──────── Source data ────────

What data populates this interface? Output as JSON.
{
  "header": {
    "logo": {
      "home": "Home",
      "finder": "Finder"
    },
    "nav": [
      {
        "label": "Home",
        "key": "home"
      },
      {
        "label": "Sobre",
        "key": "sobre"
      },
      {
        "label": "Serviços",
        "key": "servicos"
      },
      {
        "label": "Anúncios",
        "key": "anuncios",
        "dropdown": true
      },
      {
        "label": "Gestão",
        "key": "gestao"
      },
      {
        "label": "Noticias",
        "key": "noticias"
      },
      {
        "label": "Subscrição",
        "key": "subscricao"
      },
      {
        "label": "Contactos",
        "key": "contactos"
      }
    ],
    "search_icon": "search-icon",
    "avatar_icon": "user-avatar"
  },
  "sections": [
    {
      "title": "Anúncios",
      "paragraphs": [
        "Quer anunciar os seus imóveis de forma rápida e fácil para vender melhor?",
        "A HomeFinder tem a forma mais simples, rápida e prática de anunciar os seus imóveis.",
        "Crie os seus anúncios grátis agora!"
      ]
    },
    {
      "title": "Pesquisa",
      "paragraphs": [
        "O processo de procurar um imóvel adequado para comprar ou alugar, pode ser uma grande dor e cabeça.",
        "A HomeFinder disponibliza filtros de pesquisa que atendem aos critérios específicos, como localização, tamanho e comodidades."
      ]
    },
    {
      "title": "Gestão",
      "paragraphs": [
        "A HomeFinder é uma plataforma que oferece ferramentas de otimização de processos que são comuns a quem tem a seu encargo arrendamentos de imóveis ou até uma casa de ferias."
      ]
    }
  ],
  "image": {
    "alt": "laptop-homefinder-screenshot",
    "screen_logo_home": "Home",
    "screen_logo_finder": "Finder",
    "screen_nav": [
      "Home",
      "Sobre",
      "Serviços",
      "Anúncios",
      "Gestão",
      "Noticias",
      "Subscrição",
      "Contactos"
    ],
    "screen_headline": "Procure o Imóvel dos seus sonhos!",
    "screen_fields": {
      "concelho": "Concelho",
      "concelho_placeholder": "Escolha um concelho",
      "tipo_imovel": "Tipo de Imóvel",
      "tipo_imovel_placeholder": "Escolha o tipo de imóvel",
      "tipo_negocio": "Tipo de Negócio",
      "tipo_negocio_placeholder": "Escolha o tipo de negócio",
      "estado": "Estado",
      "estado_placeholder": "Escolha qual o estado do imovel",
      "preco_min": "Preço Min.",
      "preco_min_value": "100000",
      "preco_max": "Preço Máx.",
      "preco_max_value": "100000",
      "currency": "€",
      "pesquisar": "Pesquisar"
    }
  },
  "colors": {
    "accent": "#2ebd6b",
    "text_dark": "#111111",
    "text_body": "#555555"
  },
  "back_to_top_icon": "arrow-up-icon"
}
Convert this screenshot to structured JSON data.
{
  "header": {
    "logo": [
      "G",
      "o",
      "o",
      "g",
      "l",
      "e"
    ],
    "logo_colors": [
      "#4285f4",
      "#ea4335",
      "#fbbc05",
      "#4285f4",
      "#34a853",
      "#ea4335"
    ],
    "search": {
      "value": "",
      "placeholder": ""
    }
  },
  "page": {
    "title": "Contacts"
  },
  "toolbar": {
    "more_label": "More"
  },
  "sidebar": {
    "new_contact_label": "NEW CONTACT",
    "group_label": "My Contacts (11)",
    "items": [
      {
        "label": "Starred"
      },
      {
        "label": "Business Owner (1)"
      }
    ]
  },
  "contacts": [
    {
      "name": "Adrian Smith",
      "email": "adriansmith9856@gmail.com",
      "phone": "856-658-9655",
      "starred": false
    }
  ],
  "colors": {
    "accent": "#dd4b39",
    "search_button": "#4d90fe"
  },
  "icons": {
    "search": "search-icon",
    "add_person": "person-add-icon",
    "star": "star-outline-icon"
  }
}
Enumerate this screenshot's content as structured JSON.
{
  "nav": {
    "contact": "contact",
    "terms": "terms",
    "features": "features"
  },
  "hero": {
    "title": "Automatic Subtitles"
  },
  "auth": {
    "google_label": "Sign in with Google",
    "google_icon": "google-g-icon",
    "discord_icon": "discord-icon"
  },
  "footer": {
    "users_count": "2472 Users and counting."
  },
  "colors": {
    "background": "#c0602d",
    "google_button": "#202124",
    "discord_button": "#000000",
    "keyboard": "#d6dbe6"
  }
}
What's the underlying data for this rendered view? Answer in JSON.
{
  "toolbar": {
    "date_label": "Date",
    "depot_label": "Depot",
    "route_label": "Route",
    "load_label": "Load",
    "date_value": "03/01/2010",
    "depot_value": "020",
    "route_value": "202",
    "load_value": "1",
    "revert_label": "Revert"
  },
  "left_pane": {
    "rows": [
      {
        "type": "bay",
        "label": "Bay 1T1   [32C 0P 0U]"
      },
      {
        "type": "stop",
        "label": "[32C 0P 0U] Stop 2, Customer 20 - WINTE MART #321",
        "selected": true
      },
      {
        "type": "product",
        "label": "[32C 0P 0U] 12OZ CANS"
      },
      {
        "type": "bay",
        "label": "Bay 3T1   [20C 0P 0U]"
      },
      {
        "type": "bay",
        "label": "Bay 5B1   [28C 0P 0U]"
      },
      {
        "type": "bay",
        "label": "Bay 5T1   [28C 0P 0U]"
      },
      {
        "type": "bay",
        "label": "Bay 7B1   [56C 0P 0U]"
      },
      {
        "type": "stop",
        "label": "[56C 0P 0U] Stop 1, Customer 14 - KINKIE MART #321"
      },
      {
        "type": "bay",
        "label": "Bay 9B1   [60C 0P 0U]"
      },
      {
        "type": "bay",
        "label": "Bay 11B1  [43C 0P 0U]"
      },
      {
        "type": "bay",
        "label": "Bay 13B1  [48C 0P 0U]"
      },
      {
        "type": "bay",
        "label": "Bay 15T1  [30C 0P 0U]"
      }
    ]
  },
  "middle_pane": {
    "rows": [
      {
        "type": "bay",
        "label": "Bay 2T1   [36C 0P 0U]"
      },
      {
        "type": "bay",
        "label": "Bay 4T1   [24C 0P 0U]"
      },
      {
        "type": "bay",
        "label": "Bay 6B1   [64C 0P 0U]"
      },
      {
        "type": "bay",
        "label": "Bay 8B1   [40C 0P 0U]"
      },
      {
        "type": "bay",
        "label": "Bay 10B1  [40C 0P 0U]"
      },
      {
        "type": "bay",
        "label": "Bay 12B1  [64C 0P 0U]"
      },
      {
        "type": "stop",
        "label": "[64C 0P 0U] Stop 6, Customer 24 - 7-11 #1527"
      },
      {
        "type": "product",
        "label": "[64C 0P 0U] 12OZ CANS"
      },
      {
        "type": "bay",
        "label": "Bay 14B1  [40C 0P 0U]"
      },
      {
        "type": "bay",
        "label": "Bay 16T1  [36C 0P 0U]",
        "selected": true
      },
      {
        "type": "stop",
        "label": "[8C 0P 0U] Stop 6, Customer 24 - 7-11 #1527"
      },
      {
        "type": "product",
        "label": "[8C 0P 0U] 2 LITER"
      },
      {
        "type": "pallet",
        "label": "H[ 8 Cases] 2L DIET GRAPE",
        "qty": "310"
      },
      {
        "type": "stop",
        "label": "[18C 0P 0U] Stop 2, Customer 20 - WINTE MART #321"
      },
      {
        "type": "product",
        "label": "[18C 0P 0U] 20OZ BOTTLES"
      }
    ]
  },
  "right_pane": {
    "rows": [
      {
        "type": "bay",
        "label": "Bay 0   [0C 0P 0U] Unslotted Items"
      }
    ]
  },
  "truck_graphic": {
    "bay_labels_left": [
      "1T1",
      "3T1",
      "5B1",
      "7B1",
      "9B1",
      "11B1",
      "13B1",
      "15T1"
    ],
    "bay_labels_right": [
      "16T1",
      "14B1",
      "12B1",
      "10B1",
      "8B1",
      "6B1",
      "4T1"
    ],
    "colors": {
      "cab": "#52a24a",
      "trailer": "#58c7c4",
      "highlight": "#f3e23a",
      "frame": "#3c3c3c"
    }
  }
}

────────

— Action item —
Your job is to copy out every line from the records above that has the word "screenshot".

— Completed task —
    "alt": "laptop-homefinder-screenshot",
Convert this screenshot to structured JSON data.
Enumerate this screenshot's content as structured JSON.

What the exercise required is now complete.